An Ode to the Bathtub
Ellen Mallernee Barnes, guest blogger
You’re either a bath person or you’re not. Those who content themselves with showers are a different breed from those who crave a soak so hot it warms the bones. I am a bath person. In junior high, I would collect all the candles from around the house, line them up on the bathroom countertop and light them, lock myself in the bathroom with a boombox, and run a bath, piping hot and close to overflowing. In college, I searched specifically for a studio apartment with a bathtub. Then, I would soak and dream about being an adult.
Now, I soak and distract myself from being an adult. The bath is where I retreat when I’m sad. It’s perhaps the best place to have a good cry. A favorite Sylvia Plath quote: “I am sure there are things that can’t be cured by a good bath, but I can’t think of one.” The bath is where I go when I need a break, or a pick-me-up. I fantasize about one day acquiring the perfect freestanding bathtub—with the exact right pitch for resting my neck and length enough to stretch out my long legs. Prior to vacations, I search online for hotels and beach houses with beautiful bathtubs. A favorite memory from a trip to Barcelona was my discovery of an extra-long and obscenely deep copper bathtub in the apartment we rented there. I found reasons to climb into that tub twice a day during our stay.
Isn’t taking a bath something like a mini-vacation? A trip away from reality that restores a sense of well-being?
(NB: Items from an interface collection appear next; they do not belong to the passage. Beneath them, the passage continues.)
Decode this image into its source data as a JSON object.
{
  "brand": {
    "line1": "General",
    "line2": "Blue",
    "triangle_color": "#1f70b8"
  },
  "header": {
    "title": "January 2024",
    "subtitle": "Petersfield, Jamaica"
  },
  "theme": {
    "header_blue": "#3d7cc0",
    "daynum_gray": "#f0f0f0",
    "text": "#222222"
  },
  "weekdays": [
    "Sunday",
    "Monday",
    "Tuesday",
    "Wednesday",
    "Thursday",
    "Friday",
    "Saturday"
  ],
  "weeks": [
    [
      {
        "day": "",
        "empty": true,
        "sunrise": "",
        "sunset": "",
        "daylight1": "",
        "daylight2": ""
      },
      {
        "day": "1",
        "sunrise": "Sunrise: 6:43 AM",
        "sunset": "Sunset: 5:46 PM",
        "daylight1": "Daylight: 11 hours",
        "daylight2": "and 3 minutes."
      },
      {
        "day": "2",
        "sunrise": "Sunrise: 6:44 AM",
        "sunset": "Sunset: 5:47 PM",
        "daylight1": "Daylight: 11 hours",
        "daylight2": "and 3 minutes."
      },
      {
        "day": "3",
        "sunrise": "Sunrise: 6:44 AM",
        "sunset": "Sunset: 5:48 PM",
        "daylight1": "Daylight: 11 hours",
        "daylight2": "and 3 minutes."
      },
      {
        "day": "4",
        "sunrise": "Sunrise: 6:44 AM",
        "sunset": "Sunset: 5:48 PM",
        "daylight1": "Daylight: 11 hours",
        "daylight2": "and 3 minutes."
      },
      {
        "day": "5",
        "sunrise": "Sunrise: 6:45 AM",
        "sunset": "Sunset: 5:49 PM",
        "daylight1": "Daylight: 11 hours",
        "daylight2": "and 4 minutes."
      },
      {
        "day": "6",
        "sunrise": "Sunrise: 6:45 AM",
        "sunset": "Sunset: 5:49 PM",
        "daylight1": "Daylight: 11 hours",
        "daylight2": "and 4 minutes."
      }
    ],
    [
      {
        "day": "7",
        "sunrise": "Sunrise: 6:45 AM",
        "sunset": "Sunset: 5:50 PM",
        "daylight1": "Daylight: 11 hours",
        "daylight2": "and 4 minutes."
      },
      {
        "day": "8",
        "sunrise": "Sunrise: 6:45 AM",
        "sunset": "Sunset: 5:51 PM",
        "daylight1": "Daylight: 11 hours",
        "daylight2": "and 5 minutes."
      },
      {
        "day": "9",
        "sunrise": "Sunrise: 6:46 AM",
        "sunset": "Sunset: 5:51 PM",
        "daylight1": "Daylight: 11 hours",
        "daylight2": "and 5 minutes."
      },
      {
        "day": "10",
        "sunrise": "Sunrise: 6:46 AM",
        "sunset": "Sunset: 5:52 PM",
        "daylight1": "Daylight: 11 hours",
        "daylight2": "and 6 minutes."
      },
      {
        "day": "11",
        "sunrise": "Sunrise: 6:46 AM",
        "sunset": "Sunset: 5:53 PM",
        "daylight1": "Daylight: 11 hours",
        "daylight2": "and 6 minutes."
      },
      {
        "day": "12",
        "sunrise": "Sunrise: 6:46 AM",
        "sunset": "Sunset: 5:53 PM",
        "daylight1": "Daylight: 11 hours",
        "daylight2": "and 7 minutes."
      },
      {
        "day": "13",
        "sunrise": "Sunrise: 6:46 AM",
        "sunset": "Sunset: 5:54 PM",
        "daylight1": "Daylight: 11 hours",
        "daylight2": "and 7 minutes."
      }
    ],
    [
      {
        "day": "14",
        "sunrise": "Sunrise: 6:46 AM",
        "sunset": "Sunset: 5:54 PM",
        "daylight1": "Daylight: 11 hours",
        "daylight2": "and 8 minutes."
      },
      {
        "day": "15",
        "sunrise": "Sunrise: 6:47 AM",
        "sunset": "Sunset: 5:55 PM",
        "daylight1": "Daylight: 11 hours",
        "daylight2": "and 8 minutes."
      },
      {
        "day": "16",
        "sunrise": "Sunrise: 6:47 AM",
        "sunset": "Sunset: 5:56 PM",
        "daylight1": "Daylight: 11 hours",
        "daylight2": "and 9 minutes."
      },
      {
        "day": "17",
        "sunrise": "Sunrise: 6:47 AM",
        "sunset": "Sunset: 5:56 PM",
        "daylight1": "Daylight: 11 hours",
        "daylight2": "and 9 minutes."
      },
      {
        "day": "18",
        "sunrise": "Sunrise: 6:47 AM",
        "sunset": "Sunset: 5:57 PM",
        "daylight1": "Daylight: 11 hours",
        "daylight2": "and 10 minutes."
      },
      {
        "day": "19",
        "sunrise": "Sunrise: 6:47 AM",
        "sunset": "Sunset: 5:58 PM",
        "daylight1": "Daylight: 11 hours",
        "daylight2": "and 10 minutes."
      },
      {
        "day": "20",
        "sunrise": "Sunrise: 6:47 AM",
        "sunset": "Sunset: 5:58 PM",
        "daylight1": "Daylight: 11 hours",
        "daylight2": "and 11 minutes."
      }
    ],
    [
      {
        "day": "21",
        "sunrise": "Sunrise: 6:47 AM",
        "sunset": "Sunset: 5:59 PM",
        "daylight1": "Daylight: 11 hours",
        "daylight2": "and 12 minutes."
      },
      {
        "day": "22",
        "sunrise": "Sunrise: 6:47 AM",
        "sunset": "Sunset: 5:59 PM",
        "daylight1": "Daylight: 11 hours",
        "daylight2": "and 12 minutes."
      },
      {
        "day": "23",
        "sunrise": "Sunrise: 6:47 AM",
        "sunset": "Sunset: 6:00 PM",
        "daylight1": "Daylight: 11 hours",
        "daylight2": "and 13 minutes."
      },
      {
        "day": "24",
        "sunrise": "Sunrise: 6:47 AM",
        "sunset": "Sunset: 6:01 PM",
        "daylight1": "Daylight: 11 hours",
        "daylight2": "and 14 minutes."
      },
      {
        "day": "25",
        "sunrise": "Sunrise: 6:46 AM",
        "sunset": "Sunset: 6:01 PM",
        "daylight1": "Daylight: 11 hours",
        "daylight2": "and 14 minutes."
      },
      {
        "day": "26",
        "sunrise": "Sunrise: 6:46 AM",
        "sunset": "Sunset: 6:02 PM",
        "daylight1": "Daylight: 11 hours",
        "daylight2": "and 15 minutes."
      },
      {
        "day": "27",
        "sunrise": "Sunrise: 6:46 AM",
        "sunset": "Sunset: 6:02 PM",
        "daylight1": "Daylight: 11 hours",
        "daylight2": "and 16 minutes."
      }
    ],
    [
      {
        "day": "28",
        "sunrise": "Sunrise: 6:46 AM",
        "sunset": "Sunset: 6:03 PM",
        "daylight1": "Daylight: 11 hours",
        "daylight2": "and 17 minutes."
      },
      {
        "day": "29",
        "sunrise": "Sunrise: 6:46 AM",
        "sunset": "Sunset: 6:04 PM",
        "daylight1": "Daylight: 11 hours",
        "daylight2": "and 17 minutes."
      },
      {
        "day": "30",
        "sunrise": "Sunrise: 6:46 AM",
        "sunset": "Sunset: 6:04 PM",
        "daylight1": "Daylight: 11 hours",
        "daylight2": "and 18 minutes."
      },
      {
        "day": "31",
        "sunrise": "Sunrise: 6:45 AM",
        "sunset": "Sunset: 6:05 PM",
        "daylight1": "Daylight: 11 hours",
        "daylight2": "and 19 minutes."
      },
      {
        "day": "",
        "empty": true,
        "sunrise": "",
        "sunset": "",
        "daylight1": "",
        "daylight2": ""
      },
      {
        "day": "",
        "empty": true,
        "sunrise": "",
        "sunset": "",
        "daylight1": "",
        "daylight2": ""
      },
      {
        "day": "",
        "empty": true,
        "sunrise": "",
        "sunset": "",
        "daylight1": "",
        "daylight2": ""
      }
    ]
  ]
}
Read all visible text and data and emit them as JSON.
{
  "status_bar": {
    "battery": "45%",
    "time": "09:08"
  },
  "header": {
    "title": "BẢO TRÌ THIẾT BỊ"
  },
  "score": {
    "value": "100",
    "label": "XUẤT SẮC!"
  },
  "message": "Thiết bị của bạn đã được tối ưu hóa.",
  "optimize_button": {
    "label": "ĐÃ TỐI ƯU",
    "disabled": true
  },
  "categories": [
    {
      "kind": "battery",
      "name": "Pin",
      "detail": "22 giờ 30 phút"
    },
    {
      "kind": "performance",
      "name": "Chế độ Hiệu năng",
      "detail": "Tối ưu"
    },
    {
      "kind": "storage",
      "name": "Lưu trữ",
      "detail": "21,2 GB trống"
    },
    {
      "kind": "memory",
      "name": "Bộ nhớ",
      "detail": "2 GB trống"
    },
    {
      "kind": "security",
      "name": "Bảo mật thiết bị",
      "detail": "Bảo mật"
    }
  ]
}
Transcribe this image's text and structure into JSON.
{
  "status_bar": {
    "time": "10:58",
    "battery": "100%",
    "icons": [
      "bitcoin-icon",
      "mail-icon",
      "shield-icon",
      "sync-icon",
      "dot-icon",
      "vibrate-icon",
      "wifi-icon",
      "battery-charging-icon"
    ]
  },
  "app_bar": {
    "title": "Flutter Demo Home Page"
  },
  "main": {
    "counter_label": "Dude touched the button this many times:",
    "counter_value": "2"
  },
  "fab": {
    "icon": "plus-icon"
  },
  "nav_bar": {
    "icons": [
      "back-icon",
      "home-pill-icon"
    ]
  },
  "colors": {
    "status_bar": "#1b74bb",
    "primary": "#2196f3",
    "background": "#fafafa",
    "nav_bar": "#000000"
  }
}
I’m far from being the first person to rhapsodize about the benefits of a good bath. Artists have long painted romantic scenes of both public and private bathing. Most cultures are characterized in part by their bathing practices. The Romans built elaborate bathhouses that included adjacent hot and cold rooms, as well as medium-temperature lounging rooms. The Japanese, too, have a long history of public bathhouses, and much has been written about their bathing rituals. To this day, the bath’s place in the life of the Japanese has precedence enough that homes in Japan seldom have a bathtub and toilet in the same room. The bath gets a room of its own.
Woodblock print of 19th Century Japanese Public Bath, Source: https://kindredsubjects.blogspot.com/2013/02/interior-of-public-bath-utagawa.html
In a speech reprinted in Interior Design, the late Bernard Rudofsky told of the bath’s halcyon days. “In the Middle Ages, an epoch generally dismissed as dark and dirty, men and women bathed together and took their time about it. They often remained in the water for a meal, served on floating tables, and in time, the bath became the favorite place for banquets, accompanied by song and music, with the musicians seated in the water. Men kept their hats on, women were impeccably groomed for the occasion–from the navel upwards, wearing chokers and necklaces, turbans and towering headdresses. A veil marked the status of a married woman. …
Bathing scenes woven into Gothic tapestries leave no doubt that bathing was indulged with equal gusto by prince and pauper. In the morning, the opening of the public baths was announced by the sound of trumpets and drums. … For the stay-at-home a wooden tub was brought to the bed-chamber and filled with hot water. If the chronicles are to be believed, the wealthy had elaborate installations with pipes made of gold and silver, and one Heinrich von Veldecke, an epic poet, sang the praises of a golden tub. In the spring, bathing parties would move to outdoor pools and ornate basins, amid statuary and flowering trees. Dark ages indeed!”
The history of the bath isn’t all booze and brouhaha. Some cultures bathed only for hygienic reasons while others believed bathing caused the spread of disease. Some bathed for religious reasons, others didn’t bathe for religious reasons. Of course, medieval kings, lords, and members of their household usually bathed far more often than peasants. Archaeologists have found that some had designated rooms for bathing. While others had tubs brought into their rooms, which were then filled with water that had to be gathered, heated, and toted into the room one bucket at a time.
Believe it or not, prior to the 1840s, almost no American homes had a dedicated bathroom. Says Katherine Ashenburg, author of The Dirt on Clean: An Unsanitized History, “Until well into the 1920s in rural places, you would just move your tin tub into the kitchen on Saturday night and fill it with warm water. Then everybody in the family, one by one, would get into the same water, starting with probably the father, who was the most important, and going down to the daughter-in-law, who was the least important.”
Thank goodness the days of public bathhouses and bathwater-sharing in the kitchen are gone. Although I love that bath time used to be party-time. I use my baths in part as an excuse for some quiet time alone. For as much as I love baths, I’m not someone who likes to—or has time to—stay in one for extended periods. Seldom am I in the bathtub long enough to get wrinkly toes; instead, I like my baths quick and almost painfully hot, a baptism before bed after a long day. Even in short doses, baths seem to provide me with all the benefits that scientists claim they do—helping to open my pores, relax my muscles, relieve stress, and get me off to sleep. Most of all, a bath just makes me happy. Always has, always will.
Read More: The Copper Bathtub in History